Exercise prompt: Having read the material, return every line of it exactly.

(Provided records Opens)

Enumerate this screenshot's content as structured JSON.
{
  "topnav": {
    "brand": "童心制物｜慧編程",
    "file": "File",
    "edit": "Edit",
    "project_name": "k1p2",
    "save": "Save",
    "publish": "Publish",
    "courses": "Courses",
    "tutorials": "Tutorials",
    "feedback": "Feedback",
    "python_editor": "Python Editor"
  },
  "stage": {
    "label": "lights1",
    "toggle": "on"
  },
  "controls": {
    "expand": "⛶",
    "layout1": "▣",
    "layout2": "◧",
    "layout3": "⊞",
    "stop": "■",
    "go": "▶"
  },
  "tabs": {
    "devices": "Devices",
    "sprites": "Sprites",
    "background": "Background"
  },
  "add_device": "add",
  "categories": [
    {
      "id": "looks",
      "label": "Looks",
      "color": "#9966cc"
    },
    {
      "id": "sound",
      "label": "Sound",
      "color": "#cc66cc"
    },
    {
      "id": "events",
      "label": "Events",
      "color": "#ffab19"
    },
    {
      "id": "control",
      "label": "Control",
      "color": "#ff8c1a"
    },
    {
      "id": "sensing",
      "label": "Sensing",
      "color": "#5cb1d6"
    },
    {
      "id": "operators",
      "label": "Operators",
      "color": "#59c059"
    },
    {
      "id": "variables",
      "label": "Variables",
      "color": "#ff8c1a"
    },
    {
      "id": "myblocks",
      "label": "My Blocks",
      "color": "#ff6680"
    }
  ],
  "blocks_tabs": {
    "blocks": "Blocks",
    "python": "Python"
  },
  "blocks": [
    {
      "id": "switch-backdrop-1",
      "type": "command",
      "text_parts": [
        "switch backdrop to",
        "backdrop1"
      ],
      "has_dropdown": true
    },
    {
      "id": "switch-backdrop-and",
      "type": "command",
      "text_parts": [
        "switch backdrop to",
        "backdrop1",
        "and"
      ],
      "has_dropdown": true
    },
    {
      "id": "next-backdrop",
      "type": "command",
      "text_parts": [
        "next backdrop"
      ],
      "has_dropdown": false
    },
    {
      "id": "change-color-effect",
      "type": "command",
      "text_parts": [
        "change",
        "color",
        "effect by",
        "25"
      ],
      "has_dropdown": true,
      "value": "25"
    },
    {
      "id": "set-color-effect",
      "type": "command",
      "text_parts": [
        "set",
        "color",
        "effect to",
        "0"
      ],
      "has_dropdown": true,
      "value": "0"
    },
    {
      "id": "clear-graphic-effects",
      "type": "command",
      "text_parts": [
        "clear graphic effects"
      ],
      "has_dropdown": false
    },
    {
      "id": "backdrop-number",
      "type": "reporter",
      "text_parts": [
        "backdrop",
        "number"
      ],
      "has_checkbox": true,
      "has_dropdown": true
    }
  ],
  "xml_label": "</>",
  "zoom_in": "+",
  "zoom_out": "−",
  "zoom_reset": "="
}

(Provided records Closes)

Task result:
Enumerate this screenshot's content as structured JSON.
{
  "topnav": {
    "brand": "童心制物｜慧編程",
    "file": "File",
    "edit": "Edit",
    "project_name": "k1p2",
    "save": "Save",
    "publish": "Publish",
    "courses": "Courses",
    "tutorials": "Tutorials",
    "feedback": "Feedback",
    "python_editor": "Python Editor"
  },
  "stage": {
    "label": "lights1",
    "toggle": "on"
  },
  "controls": {
    "expand": "⛶",
    "layout1": "▣",
    "layout2": "◧",
    "layout3": "⊞",
    "stop": "■",
    "go": "▶"
  },
  "tabs": {
    "devices": "Devices",
    "sprites": "Sprites",
    "background": "Background"
  },
  "add_device": "add",
  "categories": [
    {
      "id": "looks",
      "label": "Looks",
      "color": "#9966cc"
    },
    {
      "id": "sound",
      "label": "Sound",
      "color": "#cc66cc"
    },
    {
      "id": "events",
      "label": "Events",
      "color": "#ffab19"
    },
    {
      "id": "control",
      "label": "Control",
      "color": "#ff8c1a"
    },
    {
      "id": "sensing",
      "label": "Sensing",
      "color": "#5cb1d6"
    },
    {
      "id": "operators",
      "label": "Operators",
      "color": "#59c059"
    },
    {
      "id": "variables",
      "label": "Variables",
      "color": "#ff8c1a"
    },
    {
      "id": "myblocks",
      "label": "My Blocks",
      "color": "#ff6680"
    }
  ],
  "blocks_tabs": {
    "blocks": "Blocks",
    "python": "Python"
  },
  "blocks": [
    {
      "id": "switch-backdrop-1",
      "type": "command",
      "text_parts": [
        "switch backdrop to",
        "backdrop1"
      ],
      "has_dropdown": true
    },
    {
      "id": "switch-backdrop-and",
      "type": "command",
      "text_parts": [
        "switch backdrop to",
        "backdrop1",
        "and"
      ],
      "has_dropdown": true
    },
    {
      "id": "next-backdrop",
      "type": "command",
      "text_parts": [
        "next backdrop"
      ],
      "has_dropdown": false
    },
    {
      "id": "change-color-effect",
      "type": "command",
      "text_parts": [
        "change",
        "color",
        "effect by",
        "25"
      ],
      "has_dropdown": true,
      "value": "25"
    },
    {
      "id": "set-color-effect",
      "type": "command",
      "text_parts": [
        "set",
        "color",
        "effect to",
        "0"
      ],
      "has_dropdown": true,
      "value": "0"
    },
    {
      "id": "clear-graphic-effects",
      "type": "command",
      "text_parts": [
        "clear graphic effects"
      ],
      "has_dropdown": false
    },
    {
      "id": "backdrop-number",
      "type": "reporter",
      "text_parts": [
        "backdrop",
        "number"
      ],
      "has_checkbox": true,
      "has_dropdown": true
    }
  ],
  "xml_label": "</>",
  "zoom_in": "+",
  "zoom_out": "−",
  "zoom_reset": "="
}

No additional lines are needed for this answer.